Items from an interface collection
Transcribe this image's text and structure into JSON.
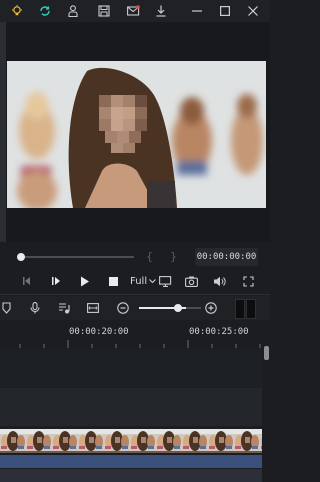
{
  "toolbar_icons": [
    "bulb-icon",
    "sync-icon",
    "account-icon",
    "save-icon",
    "mail-icon",
    "download-icon",
    "minimize-icon",
    "maximize-icon",
    "close-icon"
  ],
  "colors": {
    "accent": "#2fd1b8",
    "badge": "#e74c3c",
    "clip": "#5a4b43",
    "audio": "#3a4f7a"
  },
  "player": {
    "timecode": "00:00:00:00",
    "quality": "Full",
    "brace_open": "{",
    "brace_close": "}",
    "progress": 0.0
  },
  "timeline": {
    "zoom": 0.75,
    "ruler_labels": [
      "00:00:20:00",
      "00:00:25:00"
    ]
  }
}
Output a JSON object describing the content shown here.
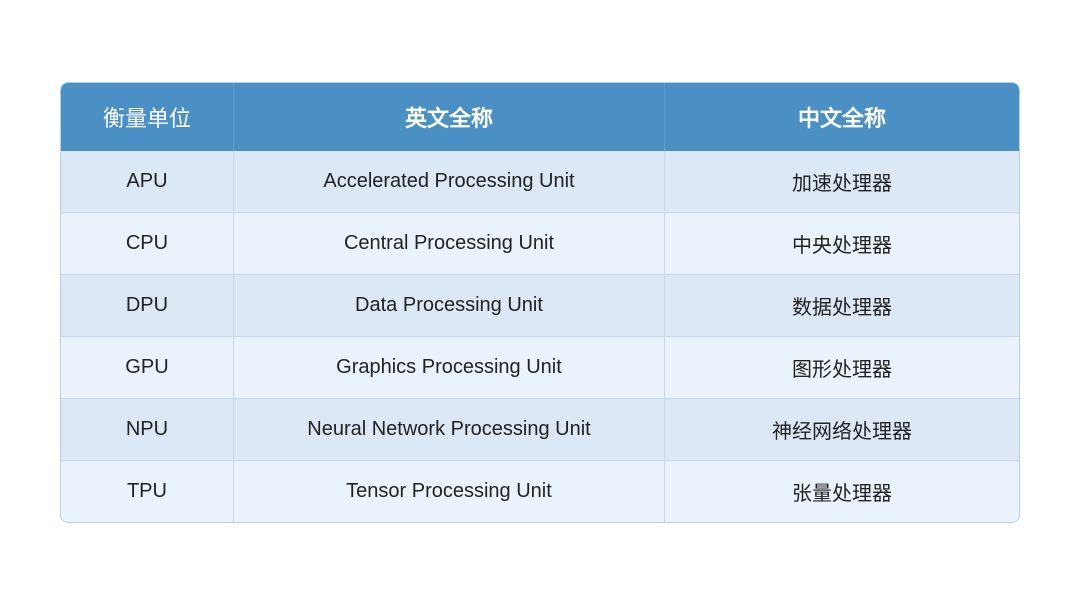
{
  "table": {
    "headers": [
      {
        "label": "衡量单位",
        "key": "header-abbr"
      },
      {
        "label": "英文全称",
        "key": "header-en"
      },
      {
        "label": "中文全称",
        "key": "header-zh"
      }
    ],
    "rows": [
      {
        "abbr": "APU",
        "en": "Accelerated Processing Unit",
        "zh": "加速处理器"
      },
      {
        "abbr": "CPU",
        "en": "Central Processing Unit",
        "zh": "中央处理器"
      },
      {
        "abbr": "DPU",
        "en": "Data Processing Unit",
        "zh": "数据处理器"
      },
      {
        "abbr": "GPU",
        "en": "Graphics Processing Unit",
        "zh": "图形处理器"
      },
      {
        "abbr": "NPU",
        "en": "Neural Network Processing Unit",
        "zh": "神经网络处理器"
      },
      {
        "abbr": "TPU",
        "en": "Tensor Processing Unit",
        "zh": "张量处理器"
      }
    ]
  }
}
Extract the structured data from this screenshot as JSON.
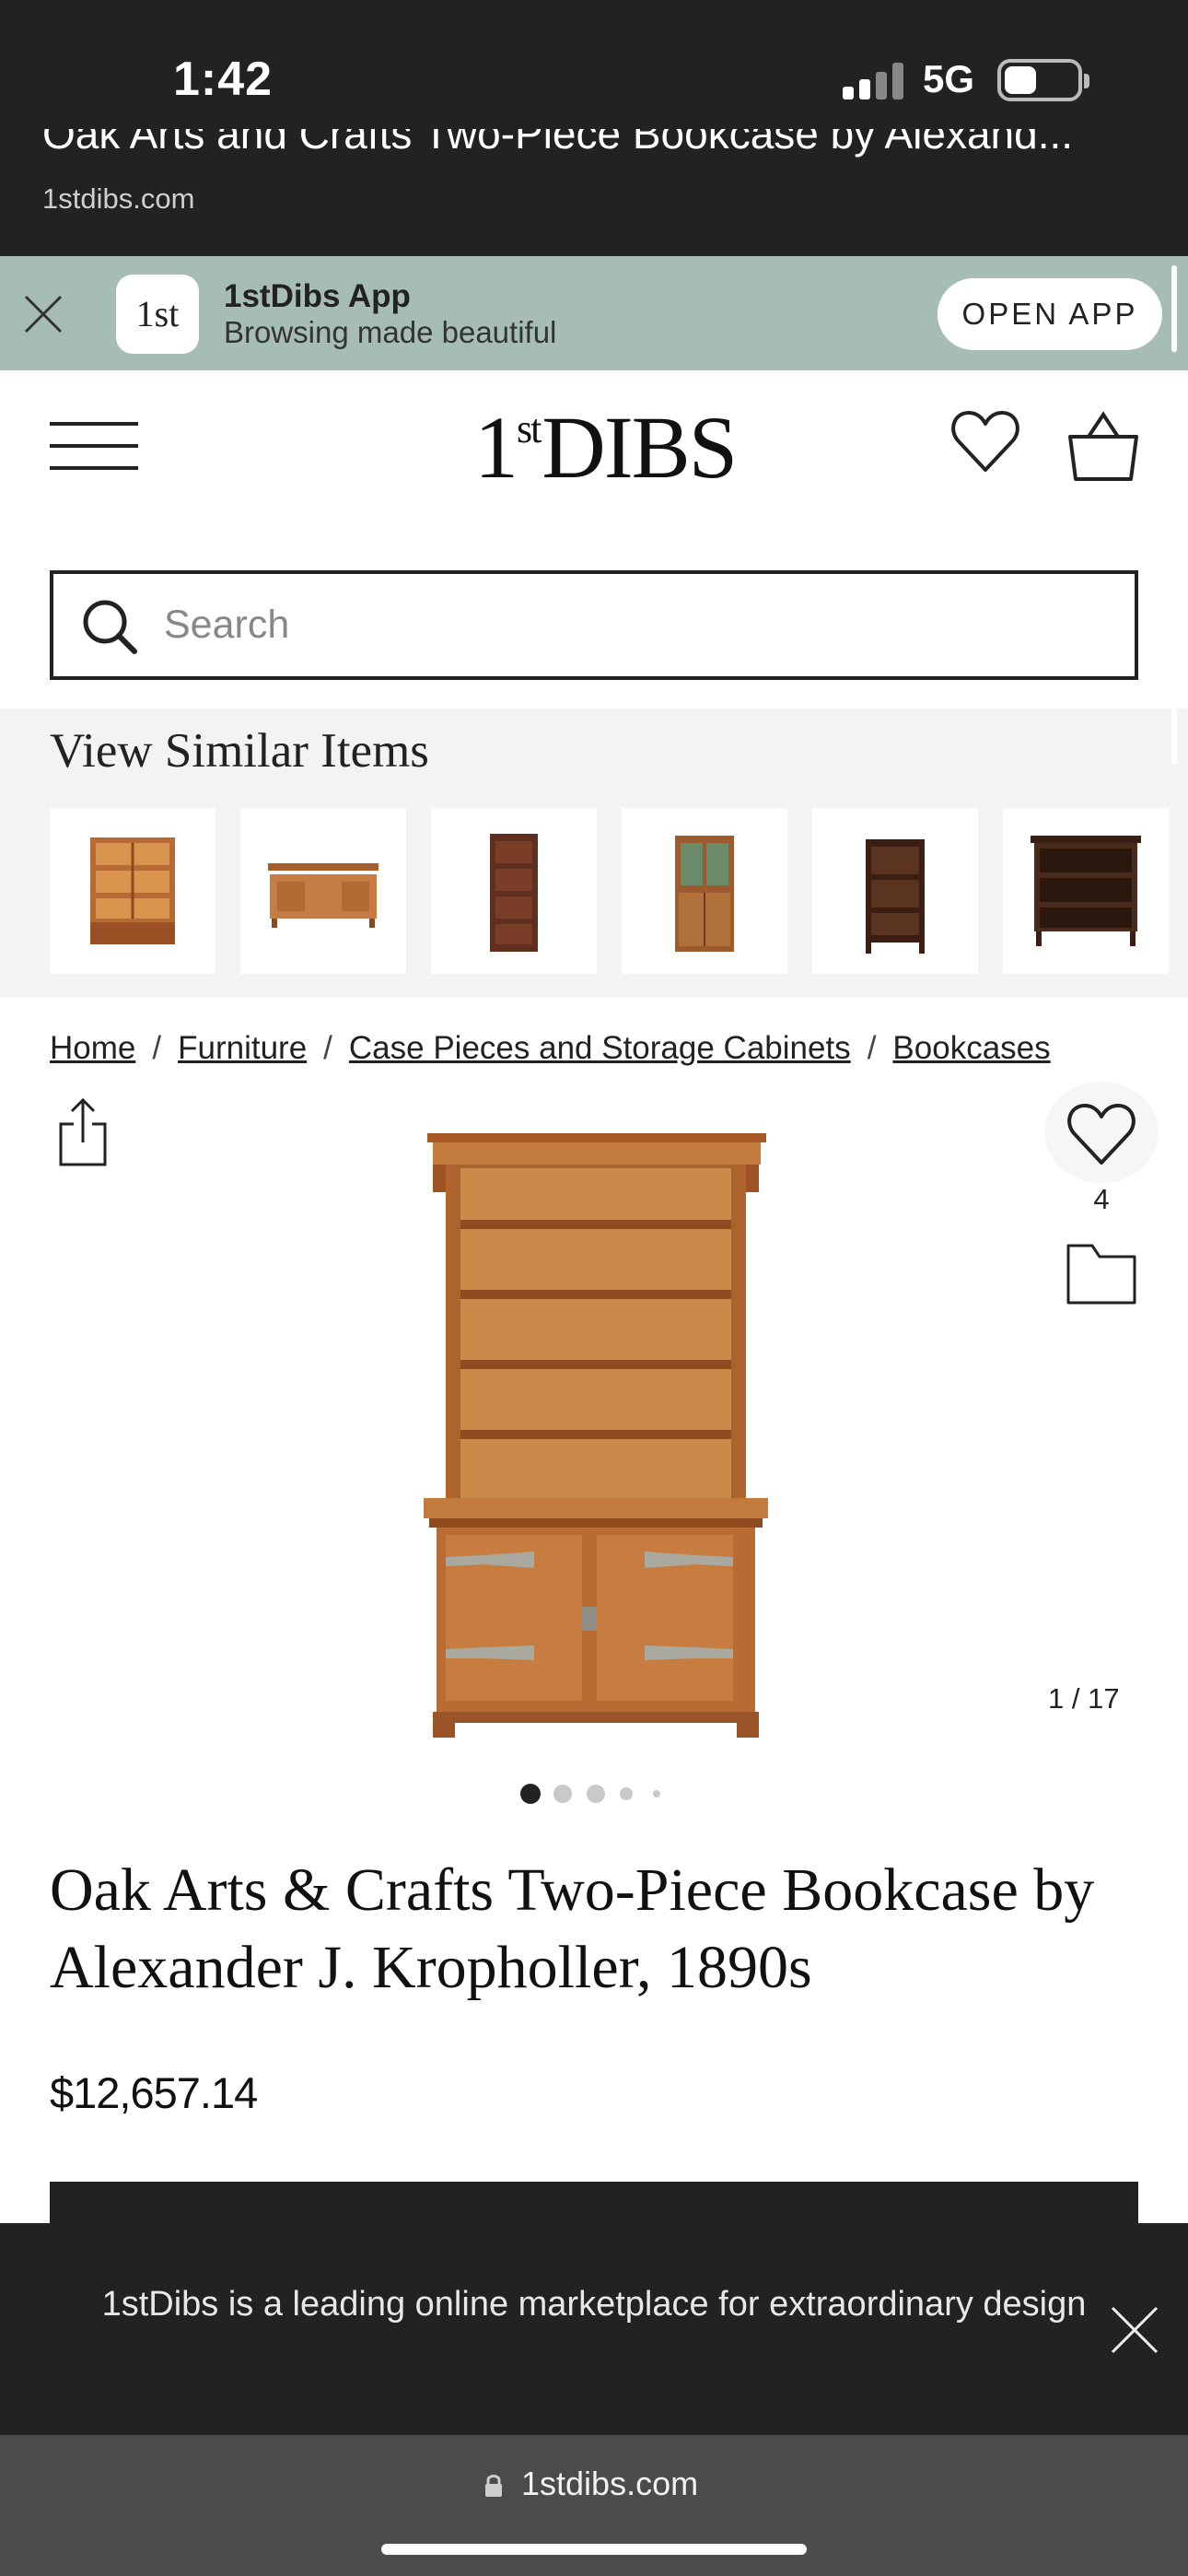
{
  "status_bar": {
    "time": "1:42",
    "network": "5G"
  },
  "browser_header": {
    "page_title": "Oak Arts and Crafts Two-Piece Bookcase by Alexand...",
    "domain": "1stdibs.com"
  },
  "app_banner": {
    "app_name": "1stDibs App",
    "tagline": "Browsing made beautiful",
    "button_label": "OPEN APP",
    "logo_text": "1st"
  },
  "header": {
    "logo_main": "1",
    "logo_sup": "st",
    "logo_rest": "DIBS",
    "icons": [
      "menu-icon",
      "heart-icon",
      "bag-icon"
    ]
  },
  "search": {
    "placeholder": "Search",
    "value": ""
  },
  "similar": {
    "title": "View Similar Items",
    "items": [
      "glass-front bookcase",
      "low sideboard",
      "tall stacking bookcase",
      "leaded glass cabinet",
      "open bookcase",
      "low bookcase"
    ]
  },
  "breadcrumb": [
    "Home",
    "Furniture",
    "Case Pieces and Storage Cabinets",
    "Bookcases"
  ],
  "breadcrumb_separator": "/",
  "product": {
    "title": "Oak Arts & Crafts Two-Piece Bookcase by Alexander J. Kropholler, 1890s",
    "price": "$12,657.14",
    "favorites_count": "4",
    "image_counter": "1 / 17",
    "carousel_active_index": 0,
    "carousel_dots": 5
  },
  "bottom_banner": {
    "text": "1stDibs is a leading online marketplace for extraordinary design"
  },
  "browser_bar": {
    "url": "1stdibs.com"
  },
  "colors": {
    "dark": "#222222",
    "banner": "#a6bdb6",
    "wood": "#b8692e",
    "section_bg": "#f3f3f3"
  }
}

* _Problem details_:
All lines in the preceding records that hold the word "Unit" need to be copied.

* _Task solution_:
        "en": "Accelerated Processing Unit",
        "en": "Central Processing Unit",
        "en": "Data Processing Unit",
        "en": "Graphics Processing Unit",
        "en": "Neural Network Processing Unit",
        "en": "Tensor Processing Unit",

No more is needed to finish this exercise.